- How long has the company been in business?
- Do they have a good overall reputation?
- Are there any independent reviews of the company online?
- Are they friendly and knowledgeable when you contact them?
- What are their prices like? Do they sound fair and reasonable? Have you compared prices with other suppliers?
- Will they deliver to your area?
- How much are the delivery costs and what are the likely timeframes for delivery?
- Is there any warranty or guarantee on their shipping containers, particularly used containers?
- Does the container company have depots Australia-wide?
- Is it an Australian owned company or under foreign ownership?
- Do they sell both new and used shipping containers?
- Does the company actually stock the size and type of cargo container you’re after?
- If required, can the company perform quality container modifications for you?
Let’s summarise what we’ve covered in this post with another handy list for easy reference. This way you can tick things off at a glance:
- First work out exactly what you intend to use your shipping container for, whether it’s a single task or multiple uses.
- Will you need a container on a temporary or more permanent basis?
- Get to know the different types of shipping container available and which one will suit you best.
- What size cargo container do you need? Is 10ft too small? Is the 40 footer just way too big?
- You need to know your budget first before you can start shopping for a shipping container.
- Brand new VS used shipping containers. If you go with a used one, determine the quality standard your intended purpose will require.

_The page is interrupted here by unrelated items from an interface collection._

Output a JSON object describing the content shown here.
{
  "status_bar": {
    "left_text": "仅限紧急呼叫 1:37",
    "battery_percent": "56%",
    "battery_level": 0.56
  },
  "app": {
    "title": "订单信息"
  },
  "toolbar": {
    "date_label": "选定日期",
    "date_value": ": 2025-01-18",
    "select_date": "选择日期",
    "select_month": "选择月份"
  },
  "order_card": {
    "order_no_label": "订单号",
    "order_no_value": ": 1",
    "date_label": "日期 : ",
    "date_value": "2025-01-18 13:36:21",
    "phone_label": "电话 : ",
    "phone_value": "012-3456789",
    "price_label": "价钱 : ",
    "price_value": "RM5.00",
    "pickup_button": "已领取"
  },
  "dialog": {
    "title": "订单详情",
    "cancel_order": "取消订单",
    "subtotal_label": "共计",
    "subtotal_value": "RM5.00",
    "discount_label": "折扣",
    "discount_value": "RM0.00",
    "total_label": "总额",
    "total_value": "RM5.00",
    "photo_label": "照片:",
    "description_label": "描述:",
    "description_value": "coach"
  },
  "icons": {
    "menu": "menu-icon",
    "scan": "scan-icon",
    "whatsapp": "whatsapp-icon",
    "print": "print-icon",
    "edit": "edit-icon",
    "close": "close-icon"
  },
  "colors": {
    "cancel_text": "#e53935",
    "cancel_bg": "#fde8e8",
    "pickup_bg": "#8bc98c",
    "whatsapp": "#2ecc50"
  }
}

- Do you have somewhere suitable to actually put your shipping container?
- Be sure to inspect (or have someone inspect) the container before committing to the purchase.
- Familiarise yourself with the potential of shipping container modifications.
- Understand Australian Government laws regarding using your container for import/export.
- Choosing the very best shipping container supplier.
Tiger Containers – Your #1 Choice for Shipping Container Sales In Australia
If you are looking to purchase a brand new or quality used shipping container anywhere within Australia, then Tiger Containers is your first choice.
With over 35 years of industry experience, expert staff and some of the best prices in the business, you really can’t go wrong when you team up with us.
Fantastic customer service is nothing less than you’d expect from a 100% Australian owned company, and that’s what Tiger Containers is famous for.
With depots conveniently located right across the country, our team will deliver your shipping container in quick time and for very fair prices. There is even a 3-month satisfaction warranty offered on our entire range of shipping containers.
Give us a call on 1800 072 039 and have a chat with our friendly staff about your requirements today to purchase a shipping container.